Supplied material below:
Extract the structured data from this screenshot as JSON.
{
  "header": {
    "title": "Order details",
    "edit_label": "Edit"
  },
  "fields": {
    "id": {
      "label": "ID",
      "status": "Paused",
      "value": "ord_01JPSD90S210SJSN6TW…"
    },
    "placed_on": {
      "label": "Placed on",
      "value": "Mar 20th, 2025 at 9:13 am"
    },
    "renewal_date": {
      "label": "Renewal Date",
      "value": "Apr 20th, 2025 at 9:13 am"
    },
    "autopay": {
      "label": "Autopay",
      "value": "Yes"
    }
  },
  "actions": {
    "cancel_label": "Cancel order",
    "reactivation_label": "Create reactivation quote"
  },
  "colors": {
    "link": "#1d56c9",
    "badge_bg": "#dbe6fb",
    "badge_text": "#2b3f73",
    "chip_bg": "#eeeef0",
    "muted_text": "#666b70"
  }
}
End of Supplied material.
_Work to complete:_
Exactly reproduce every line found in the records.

_Answer space:_
Extract the structured data from this screenshot as JSON.
{
  "header": {
    "title": "Order details",
    "edit_label": "Edit"
  },
  "fields": {
    "id": {
      "label": "ID",
      "status": "Paused",
      "value": "ord_01JPSD90S210SJSN6TW…"
    },
    "placed_on": {
      "label": "Placed on",
      "value": "Mar 20th, 2025 at 9:13 am"
    },
    "renewal_date": {
      "label": "Renewal Date",
      "value": "Apr 20th, 2025 at 9:13 am"
    },
    "autopay": {
      "label": "Autopay",
      "value": "Yes"
    }
  },
  "actions": {
    "cancel_label": "Cancel order",
    "reactivation_label": "Create reactivation quote"
  },
  "colors": {
    "link": "#1d56c9",
    "badge_bg": "#dbe6fb",
    "badge_text": "#2b3f73",
    "chip_bg": "#eeeef0",
    "muted_text": "#666b70"
  }
}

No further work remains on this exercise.